PAGE BREAK

Further research

Additional research is needed in this area, Brilakis said.

“One is on educational approaches to enable more operators to perform this complex procedure with high success and low complication rates,” he told Healio. “The second is new devices and techniques that will allow easier, safer and more successful CTO PCI in previous CABG patients.” – by Darlene Dobkowski

References:

Megaly M, et al. Abstract 1151-011. Presented at: American College of Cardiology Scientific Session; March 28-30, 2020 (virtual meeting).

Megaly M, et al. JACC Cardiovasc Interv. 2020;doi:10.1016/j.jcin.2019.11.033.

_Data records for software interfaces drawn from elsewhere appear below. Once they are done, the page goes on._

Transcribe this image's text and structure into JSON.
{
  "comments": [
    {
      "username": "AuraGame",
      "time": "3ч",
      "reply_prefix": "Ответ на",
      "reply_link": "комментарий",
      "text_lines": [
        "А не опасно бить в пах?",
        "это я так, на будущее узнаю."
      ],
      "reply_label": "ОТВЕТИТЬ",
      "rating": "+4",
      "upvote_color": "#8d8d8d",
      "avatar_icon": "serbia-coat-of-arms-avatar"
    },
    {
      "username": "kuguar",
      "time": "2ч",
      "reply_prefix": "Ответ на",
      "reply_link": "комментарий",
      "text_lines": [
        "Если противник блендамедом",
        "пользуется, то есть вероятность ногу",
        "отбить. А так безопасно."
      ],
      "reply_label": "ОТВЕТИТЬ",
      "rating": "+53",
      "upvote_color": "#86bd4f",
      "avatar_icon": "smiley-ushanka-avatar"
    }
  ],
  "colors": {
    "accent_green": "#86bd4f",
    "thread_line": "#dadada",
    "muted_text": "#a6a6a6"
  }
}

Disclosures: Brilakis reports he receives consultant/speaking honoraria from Abbott Vascular, American Heart Association, Biotronik, Boston Scientific, Cardiovascular Innovations Foundation, Cardiovascular Systems Inc., Elsevier, GE Healthcare, InfraRedx, Medtronic, Siemens and Teleflex; receives research support from Regeneron and Siemens and is a shareholder of MHI Ventures. Megaly reports no relevant financial disclosures. Please see the study for all other authors’ relevant financial disclosures.

    See more from American College of Cardiology